◆ **RAW DATA**
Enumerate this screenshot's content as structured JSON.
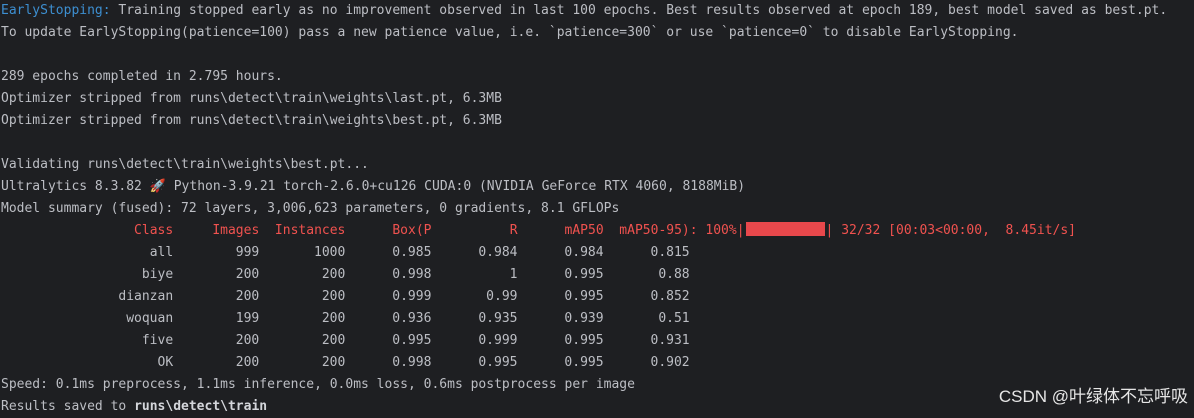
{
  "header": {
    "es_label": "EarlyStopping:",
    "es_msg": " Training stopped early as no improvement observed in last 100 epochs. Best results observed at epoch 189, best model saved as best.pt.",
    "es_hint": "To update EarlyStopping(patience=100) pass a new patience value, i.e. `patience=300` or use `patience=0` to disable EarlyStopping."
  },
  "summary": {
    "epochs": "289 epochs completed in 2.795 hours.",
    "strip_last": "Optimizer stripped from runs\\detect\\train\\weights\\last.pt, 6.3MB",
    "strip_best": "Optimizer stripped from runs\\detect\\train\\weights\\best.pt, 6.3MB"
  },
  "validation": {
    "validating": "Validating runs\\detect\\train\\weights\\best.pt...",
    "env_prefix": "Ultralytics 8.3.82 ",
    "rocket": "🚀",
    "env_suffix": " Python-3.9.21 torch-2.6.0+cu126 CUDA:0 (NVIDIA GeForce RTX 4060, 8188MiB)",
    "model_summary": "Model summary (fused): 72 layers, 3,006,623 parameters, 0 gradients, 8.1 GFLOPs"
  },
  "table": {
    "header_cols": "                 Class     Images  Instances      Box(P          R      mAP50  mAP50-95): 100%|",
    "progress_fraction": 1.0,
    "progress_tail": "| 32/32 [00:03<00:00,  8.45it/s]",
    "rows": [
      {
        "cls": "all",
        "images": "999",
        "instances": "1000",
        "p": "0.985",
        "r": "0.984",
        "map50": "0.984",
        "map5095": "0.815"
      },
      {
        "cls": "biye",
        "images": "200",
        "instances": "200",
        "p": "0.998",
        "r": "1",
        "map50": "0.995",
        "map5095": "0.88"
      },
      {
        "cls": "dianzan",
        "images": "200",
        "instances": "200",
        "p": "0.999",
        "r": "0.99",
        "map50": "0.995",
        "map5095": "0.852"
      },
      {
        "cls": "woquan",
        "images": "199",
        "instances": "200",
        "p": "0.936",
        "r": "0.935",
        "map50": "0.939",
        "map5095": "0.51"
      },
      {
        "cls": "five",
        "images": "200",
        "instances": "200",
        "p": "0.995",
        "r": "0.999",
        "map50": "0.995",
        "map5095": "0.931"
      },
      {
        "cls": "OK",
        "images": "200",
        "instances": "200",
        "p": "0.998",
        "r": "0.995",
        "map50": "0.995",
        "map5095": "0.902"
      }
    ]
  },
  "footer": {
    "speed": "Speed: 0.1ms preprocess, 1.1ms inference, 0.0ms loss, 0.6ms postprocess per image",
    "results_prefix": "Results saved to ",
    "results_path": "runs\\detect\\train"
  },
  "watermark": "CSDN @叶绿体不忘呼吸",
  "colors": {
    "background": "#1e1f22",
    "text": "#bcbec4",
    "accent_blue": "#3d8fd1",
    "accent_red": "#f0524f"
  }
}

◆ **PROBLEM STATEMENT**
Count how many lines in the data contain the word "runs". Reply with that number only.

◆ **TASK RESPONSE**
4